The replies were laced with generalities, but Miles and Cameron, fired a month ago after five seasons as the Baltimore Ravens’ offensive coordinator, underscored their history and six seasons sharing a cramped office on Schembechler’s staff. Whatever the structure or mechanics of the arrangement turn out to be, there’s a reservoir of shared experience and bonding that produces an abiding trust.

“It was one of the great, great times as a young coach to grow and learn,” Cameron said. “When you can come to work and leave and feel good about yourself and the people you’re working with and getting better at what you do, it doesn’t matter. No amount of money can give you that.”

By now, Cameron’s offensive tendencies, rooted in employing a variant of the Air Coryell, are well-known in stints at Michigan, Washington, Indiana, San Diego and Baltimore. So is his track record tutoring top-flight quarterbacks in Jim Harbaugh, Elvis Grbac, Heath Shuler, Antwaan Randle-El, Drew Brees, Phillip Rivers and Joe Flaaco.

Yet his résumé also contains a 1-15 season at the helm of the Miami Dolphins, which ended in his firing after the 2007 campaign. And his five seasons in Baltimore ended in December when Cameron was fired and coach John Harbaugh promoted quarterback coach Jim Caldwell to lead a unit considered wildly inconsistent.

Cameron, 52, found a quick suitor in Miles, who said he texted his friend immediately.

“I knew when Cam became available there might be an outside chance he might be available to us,” Miles said. “It fell together exactly right.”

Wasn’t there some hesitation in risking a long-standing bond in the crucible of elite college football? Not for Cameron.

“We understand things in football and things in general can play out,” Cameron said. “It is an opportunity of a lifetime to work with people you care about, and there’s no downside to it in my mind. The relationship still, always, trumps everything.”

Whether it placates handwringing by LSU fans is uncertain after the Tigers’ offense finished 87th in total offense nationally and No. 57 in scoring. Obviously, Cameron’s work with senior quarterback Zach Mettenberger, who ranked ninth in the SEC at 200.7 passing yards per game and 11th with a 128.3 passer rating, also will get scrutiny.

On that front, Cameron didn’t profess a desire to overhaul the playbook but passed on delving into specifics.

“We want to improve on what we’re doing,” he said. “I need to know everything that Zach knows. I need to know what our guys know. I’ve seen a lot of games, and it’s a great system. I just want to build on it.”

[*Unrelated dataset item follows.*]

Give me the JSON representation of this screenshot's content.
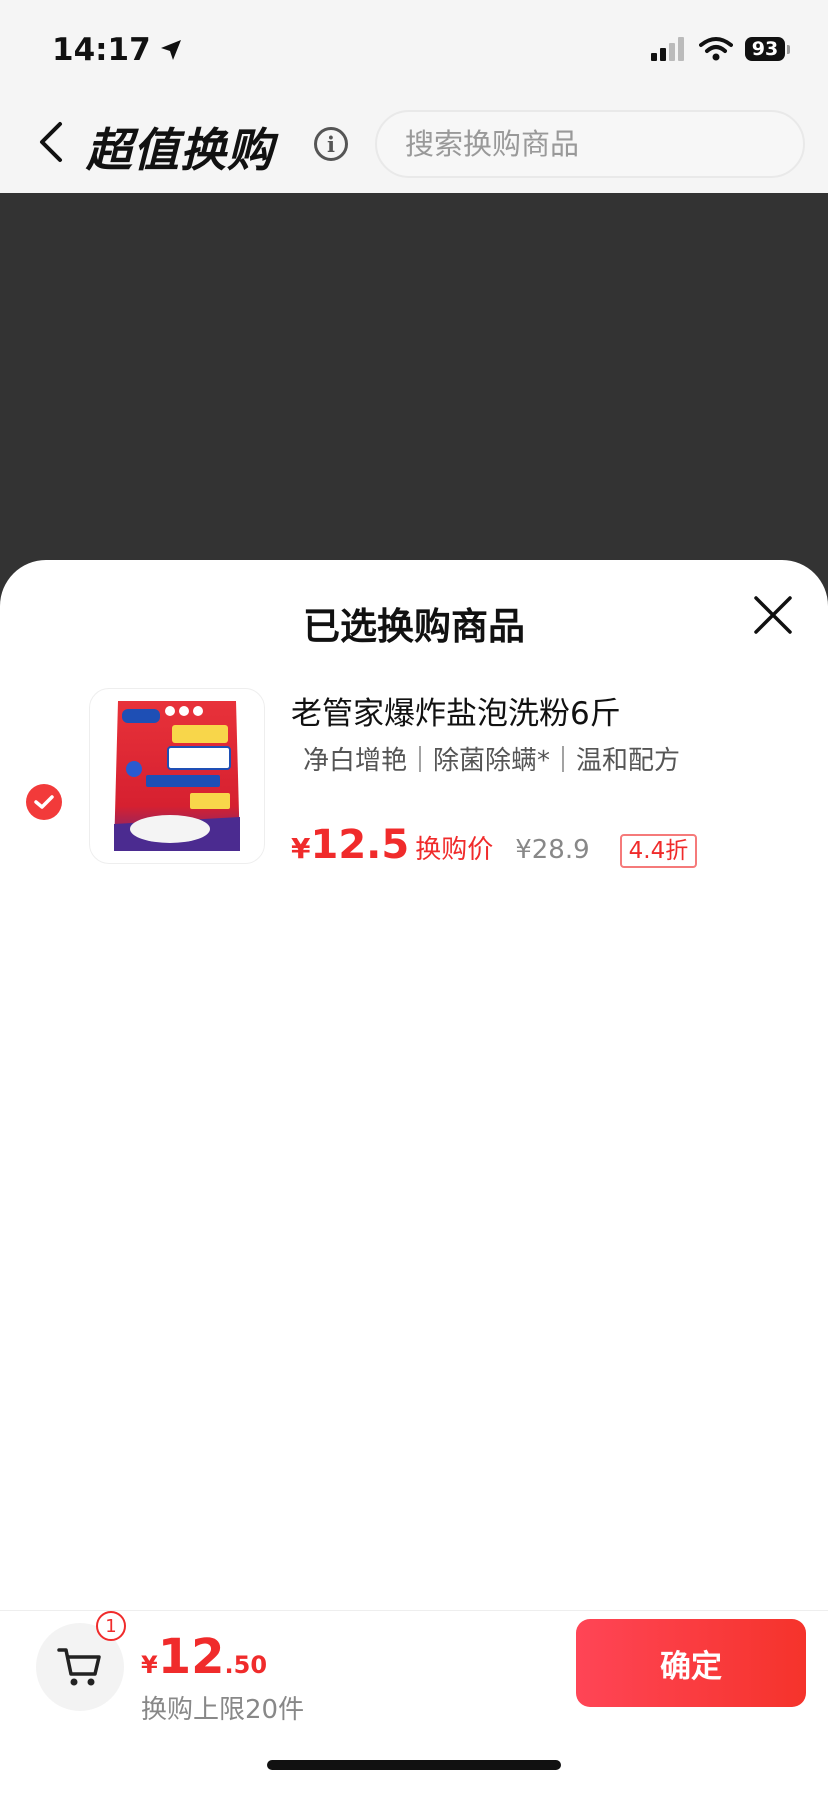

The trust placed in his hands by Miles was forged working for Schembechler, sharing an office so small that no phone conversation was truly private and no detail of the other person’s life easily concealed.

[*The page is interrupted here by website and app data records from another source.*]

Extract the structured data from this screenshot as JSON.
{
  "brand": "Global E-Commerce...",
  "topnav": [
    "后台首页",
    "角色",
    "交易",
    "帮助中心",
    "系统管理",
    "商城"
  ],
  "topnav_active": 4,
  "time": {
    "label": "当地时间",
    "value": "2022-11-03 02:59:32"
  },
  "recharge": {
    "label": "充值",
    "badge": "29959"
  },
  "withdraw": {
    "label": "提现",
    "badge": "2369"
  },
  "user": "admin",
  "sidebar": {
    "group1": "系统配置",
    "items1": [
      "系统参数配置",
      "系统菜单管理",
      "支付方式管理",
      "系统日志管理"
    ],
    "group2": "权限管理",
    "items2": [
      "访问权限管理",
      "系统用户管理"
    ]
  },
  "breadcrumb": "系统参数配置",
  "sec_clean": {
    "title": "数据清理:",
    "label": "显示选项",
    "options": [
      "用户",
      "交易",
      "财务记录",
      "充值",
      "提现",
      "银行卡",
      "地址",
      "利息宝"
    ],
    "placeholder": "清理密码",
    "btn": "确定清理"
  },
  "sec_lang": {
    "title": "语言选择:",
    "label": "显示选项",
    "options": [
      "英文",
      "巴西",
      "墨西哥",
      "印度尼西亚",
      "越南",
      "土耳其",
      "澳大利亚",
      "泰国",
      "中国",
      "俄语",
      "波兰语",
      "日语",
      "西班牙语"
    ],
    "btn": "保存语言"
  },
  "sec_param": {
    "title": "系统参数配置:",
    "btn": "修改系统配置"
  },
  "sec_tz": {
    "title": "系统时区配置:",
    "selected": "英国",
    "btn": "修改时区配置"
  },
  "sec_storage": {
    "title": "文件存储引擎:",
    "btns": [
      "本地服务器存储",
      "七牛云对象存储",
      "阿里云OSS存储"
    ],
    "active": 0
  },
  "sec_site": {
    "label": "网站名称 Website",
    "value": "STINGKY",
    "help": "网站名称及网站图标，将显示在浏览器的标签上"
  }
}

“What a great experience two young coaches had following Bo Schembechler, listening to everything he said,” Miles said. “It’s an amazing thing how well you know somebody but don’t talk about it. You grew in a like position.”

The nature of those chats remains known only to both men, but LSU fans will have to invest faith that it produces a fruitful outcome.

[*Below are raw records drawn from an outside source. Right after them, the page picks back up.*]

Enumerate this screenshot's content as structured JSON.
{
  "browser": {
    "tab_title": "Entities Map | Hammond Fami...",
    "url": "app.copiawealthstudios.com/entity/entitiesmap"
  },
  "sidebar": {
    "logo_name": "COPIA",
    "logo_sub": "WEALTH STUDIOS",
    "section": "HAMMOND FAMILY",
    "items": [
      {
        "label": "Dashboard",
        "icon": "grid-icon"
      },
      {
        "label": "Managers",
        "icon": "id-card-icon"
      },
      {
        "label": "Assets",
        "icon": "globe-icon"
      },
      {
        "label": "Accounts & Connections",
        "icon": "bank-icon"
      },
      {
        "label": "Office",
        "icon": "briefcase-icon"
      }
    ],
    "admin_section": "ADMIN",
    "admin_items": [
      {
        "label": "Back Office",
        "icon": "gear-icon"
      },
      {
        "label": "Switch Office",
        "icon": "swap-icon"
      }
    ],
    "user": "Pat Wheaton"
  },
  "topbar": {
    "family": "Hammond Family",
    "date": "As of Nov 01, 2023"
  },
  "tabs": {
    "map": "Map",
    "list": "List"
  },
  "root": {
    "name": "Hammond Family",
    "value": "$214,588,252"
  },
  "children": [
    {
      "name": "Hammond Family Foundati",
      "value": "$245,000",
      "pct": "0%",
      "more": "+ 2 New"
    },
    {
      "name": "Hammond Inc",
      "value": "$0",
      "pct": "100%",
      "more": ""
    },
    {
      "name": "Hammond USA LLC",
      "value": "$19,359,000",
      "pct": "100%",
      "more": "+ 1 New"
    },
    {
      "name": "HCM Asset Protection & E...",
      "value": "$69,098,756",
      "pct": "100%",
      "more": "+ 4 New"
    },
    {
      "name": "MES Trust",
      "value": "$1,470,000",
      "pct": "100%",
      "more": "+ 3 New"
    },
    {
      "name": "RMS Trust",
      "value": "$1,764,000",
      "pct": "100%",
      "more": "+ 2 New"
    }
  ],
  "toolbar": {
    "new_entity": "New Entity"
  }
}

Parsing their statements about a working relationship, there’s a history of a give-and-take between Cameron and Miles. Those days in close quarters explain why Cameron — publicly, at least — didn’t seem to hold fast to the notion that he requires sole discretion in play-calling.

“The head coach has a vision and a vision for how each game needs to be won,” Cameron said. “We’ll obviously adjust and adapt that plan as the game goes along, but I’d be crazy (to question) working with Les — as the game plan is put together, as the game is called — (because) he has a natural feel for the game.”

And Cameron knows where it all began, too.

“I was in a tiny office with that guy, one of the toughest guys around,” Cameron said. “I know what he brings to the table.”